St. Francois County has received notification that it is the recipient of the 2018 Excellence in Leadership award presented by the National Association of Counties (NACo) for its repurposing of a donated former medical office building into a morgue and additional office space.
According to its website, NACo “unites America’s 3,069 county governments” and seeks to “achieve healthy, vibrant and safe counties across America.”
Last November, St. Francois County was presented one of two 2017 County Achievement Awards by the Missouri Association of Counties (MAC) at its annual conference held at Osage Beach. With the latest award, the county is being recognized for the same achievement on a national level.
“We got an email Wednesday that we had received the award from NACo,” said Harold Gallaher, St. Francois County presiding commissioner. “I got a call back in late March from NACo that they had heard about our MAC award and suggested I enter it in the national competition.”

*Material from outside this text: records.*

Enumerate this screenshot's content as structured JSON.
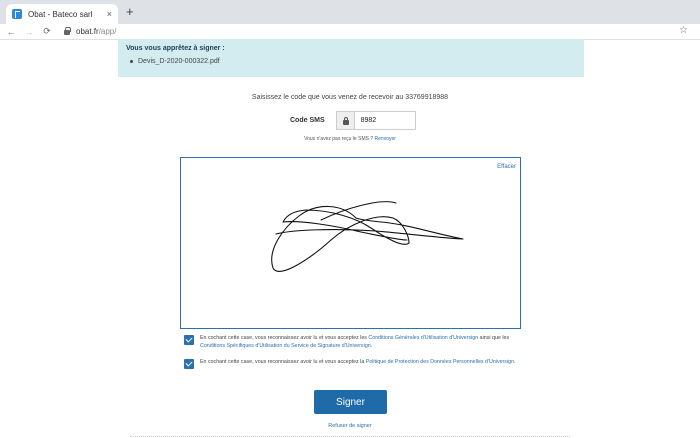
{
  "browser": {
    "tab_title": "Obat - Bateco sarl",
    "tab_close": "×",
    "new_tab": "+",
    "url_host": "obat.fr",
    "url_path": "/app/",
    "back": "←",
    "forward": "→",
    "reload": "⟳",
    "star": "☆"
  },
  "banner": {
    "title": "Vous vous apprêtez à signer :",
    "document": "Devis_D-2020-000322.pdf"
  },
  "sms": {
    "instruction": "Saisissez le code que vous venez de recevoir au 33769918988",
    "label": "Code SMS",
    "value": "8982",
    "not_received": "Vous n'avez pas reçu le SMS ?",
    "resend": "Renvoyer"
  },
  "signature": {
    "clear_label": "Effacer"
  },
  "consents": [
    {
      "checked": true,
      "text_before": "En cochant cette case, vous reconnaissez avoir lu et vous acceptez les ",
      "link1": "Conditions Générales d'Utilisation d'Universign",
      "text_middle": " ainsi que les ",
      "link2": "Conditions Spécifiques d'Utilisation du Service de Signature d'Universign",
      "text_after": "."
    },
    {
      "checked": true,
      "text_before": "En cochant cette case, vous reconnaissez avoir lu et vous acceptez la ",
      "link1": "Politique de Protection des Données Personnelles d'Universign",
      "text_after": "."
    }
  ],
  "actions": {
    "sign": "Signer",
    "refuse": "Refuser de signer"
  },
  "colors": {
    "accent": "#1f6aa8",
    "banner_bg": "#d3ecef",
    "link": "#2a6fb0"
  }
}
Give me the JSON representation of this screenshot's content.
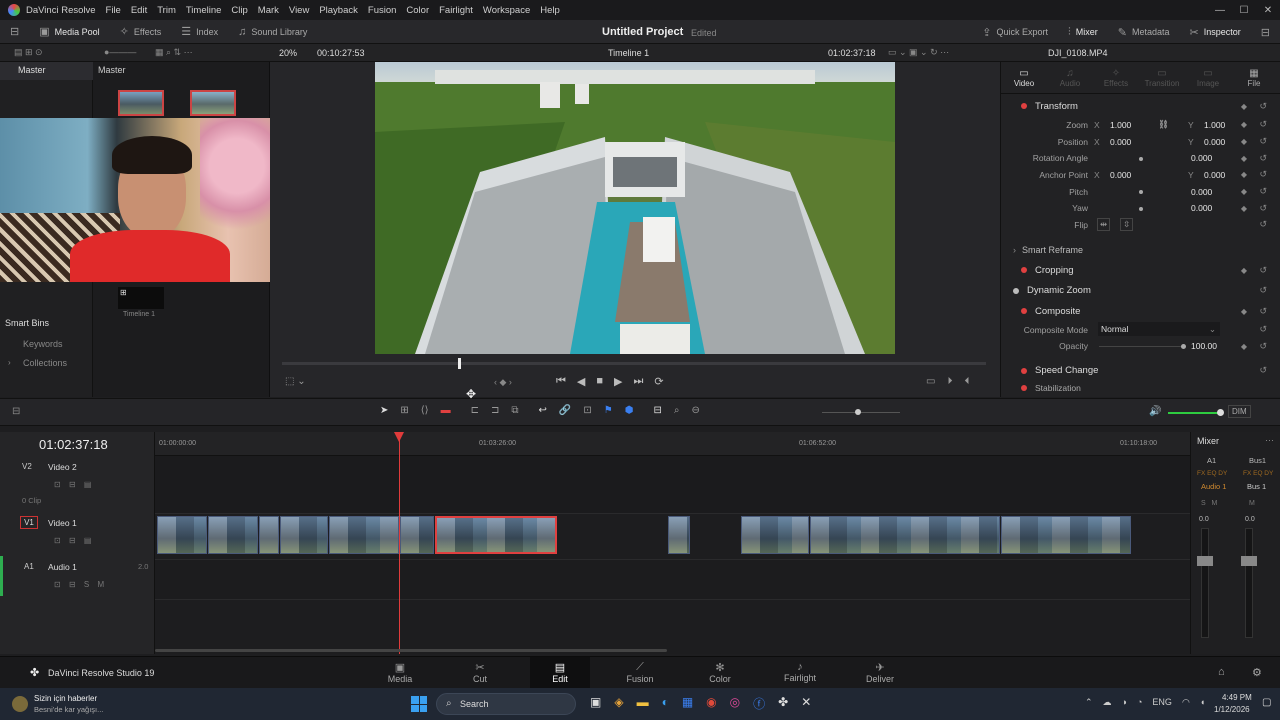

Gallaher stressed that the award recognizes more than the fact that the county was donated a building by BJC and Parkland Medical Center.
“While we got the building at no cost, we had to modify it for our use,” he said. “It’s like if a company buys an empty factory building, you’d have to set that building up for your application. So, you have two layers of cost — you’ve got the purchase price and then you have a modification cost.
“If you look at the modification cost, we had $200,000 last year and got a little bit more this year. If you look at that cost on a cash flow, we’re getting a lot more cash every year than we spend because of the profit.
“Looking at it as an investment, we have spent between $200,000 and $300,000 total by the end of 2018 and we’ve gained over $2.5 million. That’s about a 600 percent annual rate of return on your investment. It just blows the economics no matter how you look at it.”
Gallaher believes St. Francois County is bearing the fruit of his philosophy that the county should be run like a business rather than as a governmental bureaucracy.
“When I was elected, I didn’t know what a presiding commissioner did, but I did know how to operate a business,” he said. “When I sat back and looked at it, in every aspect we are a business.
“We have 188 employees, we’ve got nine properties, we’ve got a very large fleet of vehicles, we’ve got $31 million in assets — and if you think about our 67,000 residents — they are the customers and stockholders of our corporation.”
Gallaher noted that moving the county commission away from a committee-based system to one focusing on the individual interests and strengths of each commissioner has also been a source of increased efficiency and productivity.
“Each of the commissioners has expertise in different areas,” he said. “Gay [Wilkinson] loves road and bridge. Patrick [Mullins] loves all the agencies. If it’s got an acronym, we just automatically give it to Patrick.
“These guys have developed rapport with all the people. Patrick knows every agency leader by name and they work out a lot of issues just sitting and drinking a cup of coffee. We certainly don’t want to change that.
“The commissioners have an implicit agreement among ourselves that we trust each other’s judgment. So, if I go out and talk to the hospital about donating a building, I can say, ‘We’ll do this if you’ll do that,’ and know that those guys are going to back me up whenever it comes to an official meeting and action being taken. They trust me on that and I trust them on their things.”
According to Gallaher, the commission is run much like a president and vice president of a corporation.
“You’re delegated jobs and you take care of those and then you come in and report to tell us how it’s going,” he said. “We still have to comply with all the rules of government — all the purchasing systems, all the official meetings and making public what you’re doing and all of that. We just handle it differently than a government full of committees. That’s what MAC and now NACo has latched onto.”
In addition to the county receiving the Excellence in Leadership award, it has also been nominated for NACo’s Leadership Brilliance award where an overall winner will be chosen from the top finishers in each of the other Excellence in Leadership categories. Gallaher said the county will learn the results in July.
“I am very proud of the team we have assembled to achieve these wonderful goals for our county residents,” he said. “They work hard for the residents and are justly proud of their work.”
“When I was elected, I didn’t know what a presiding commissioner did, but I did know how to operate a business.” — Harold Gallaher, SFC presiding commissioner
Kevin Jenkins is a reporter for the Daily Journal and can be reached at 573-518-3614 or firstname.lastname@example.org